I am a singer. I just don't get the opportunity to show my talent.

Who in your life enjoys your singing the most?

Nobody. I don't care either, because you're going to deal with it. If I ask for a compliment, you better tell me something nice. I could make my guys do my laundry. I can make you mop the floor with your hands. No, all I ask you to do is be my audience.

If you could join any pop artist on stage, who would it be?

Ya know, I like Taylor Swift, but I think she'd try to make me be a background dancer. And I've got moves, but not like that. I'm going with Justin Bieber. Just the fan base that he has -- of all ages. His music is hella catchy. I like his brand. You can't not like him.
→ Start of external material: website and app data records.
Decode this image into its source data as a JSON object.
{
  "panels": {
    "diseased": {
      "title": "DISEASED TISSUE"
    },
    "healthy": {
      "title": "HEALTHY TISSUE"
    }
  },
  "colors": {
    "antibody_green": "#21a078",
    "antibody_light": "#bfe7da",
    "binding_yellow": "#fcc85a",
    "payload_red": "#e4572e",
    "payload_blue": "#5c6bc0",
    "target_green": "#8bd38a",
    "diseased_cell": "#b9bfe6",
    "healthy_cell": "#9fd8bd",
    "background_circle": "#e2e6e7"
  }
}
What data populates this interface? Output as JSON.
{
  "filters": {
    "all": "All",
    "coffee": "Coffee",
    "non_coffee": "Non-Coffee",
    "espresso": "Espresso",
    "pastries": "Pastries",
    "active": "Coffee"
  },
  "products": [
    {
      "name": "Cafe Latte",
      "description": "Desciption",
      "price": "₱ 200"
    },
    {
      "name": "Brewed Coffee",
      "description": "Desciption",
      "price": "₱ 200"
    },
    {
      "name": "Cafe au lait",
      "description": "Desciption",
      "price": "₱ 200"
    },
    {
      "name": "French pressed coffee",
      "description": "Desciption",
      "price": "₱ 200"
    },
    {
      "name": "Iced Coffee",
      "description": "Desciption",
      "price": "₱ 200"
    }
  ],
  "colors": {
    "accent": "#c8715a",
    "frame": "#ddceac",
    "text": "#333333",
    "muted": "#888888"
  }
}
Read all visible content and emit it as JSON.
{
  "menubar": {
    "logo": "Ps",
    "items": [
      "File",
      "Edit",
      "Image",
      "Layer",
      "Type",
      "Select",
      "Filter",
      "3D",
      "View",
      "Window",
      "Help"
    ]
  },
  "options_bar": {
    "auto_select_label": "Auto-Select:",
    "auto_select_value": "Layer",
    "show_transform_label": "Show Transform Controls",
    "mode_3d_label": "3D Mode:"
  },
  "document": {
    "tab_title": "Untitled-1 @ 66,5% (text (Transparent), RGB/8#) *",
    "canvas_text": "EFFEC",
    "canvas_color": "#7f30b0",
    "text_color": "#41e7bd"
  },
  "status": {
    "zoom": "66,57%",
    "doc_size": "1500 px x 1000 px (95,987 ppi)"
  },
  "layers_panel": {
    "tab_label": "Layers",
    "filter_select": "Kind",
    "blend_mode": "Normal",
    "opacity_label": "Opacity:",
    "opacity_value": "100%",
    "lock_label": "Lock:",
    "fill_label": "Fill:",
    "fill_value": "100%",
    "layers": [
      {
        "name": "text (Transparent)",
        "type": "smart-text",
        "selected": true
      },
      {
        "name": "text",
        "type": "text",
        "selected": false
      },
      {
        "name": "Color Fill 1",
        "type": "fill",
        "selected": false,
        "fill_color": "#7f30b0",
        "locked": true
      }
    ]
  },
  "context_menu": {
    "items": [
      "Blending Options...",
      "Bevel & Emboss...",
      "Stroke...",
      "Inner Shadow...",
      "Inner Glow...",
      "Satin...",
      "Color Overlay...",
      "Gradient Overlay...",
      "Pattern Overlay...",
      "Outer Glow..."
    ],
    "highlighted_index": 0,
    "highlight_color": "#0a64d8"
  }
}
Jimmy Butler is a Belieber.

You said that.

There are cameras everywhere. We have it on tape.

No, you asked me. I just said that's who I would be on stage with!

You once told "Rolling Stone" that your voice is so beautiful that if Taylor Swift heard it, she'd pull you on stage with her. So T-Swift is on your wish list of collaborators?

Yeah, but my schedule is busy, so I don't know if me and her would ever get a chance to sing together. So much going on in my life.

I don't get the T-Swift backlash.

You're a Swift-liever?

She's talented, she plays instruments, she's pretty. I'll say it: I've got a crush on her.

I think her music is catchy. She killed in country, killing pop. Who knows what's next. I support anybody that wants to be the best, and she's extremely talented, at the top of what she does for sure. That's why I'm a fan.

Well, tonight is your chance to show T-Swift what you got. What will you sing for us?

I'm going to sing August Alsina's "Nobody Knows."

Baby-making music.

I don't think this one is a baby-making song. And I'm not trying to have no babies no time soon. I just want to sing.

If I told you I'm down to sing a duet with you, what's the song?

"H.O.L.Y." by Florida Georgia Line. Country. And you have no choice. I'm the lead. I'm the boss.

What's it about?

Loving. "H.O.L.Y." is actually an acronym for "high on loving you."

Because that's what I think of when I think of Jimmy Butler. Any tips on singing country, on feeling the country?

You just got to speak from your heart. You can't go up there and think that it's about you, because it's not. It's about me.

It's not about the audience?

It's about me. Don't be high on loving me, though. Be high on loving somebody else. But just make me look good. Not you. Make me look good.

I get the feeling being in a band with you would suck.

And I'd want my own bus. You can connect your car to the back of my bus if you want to.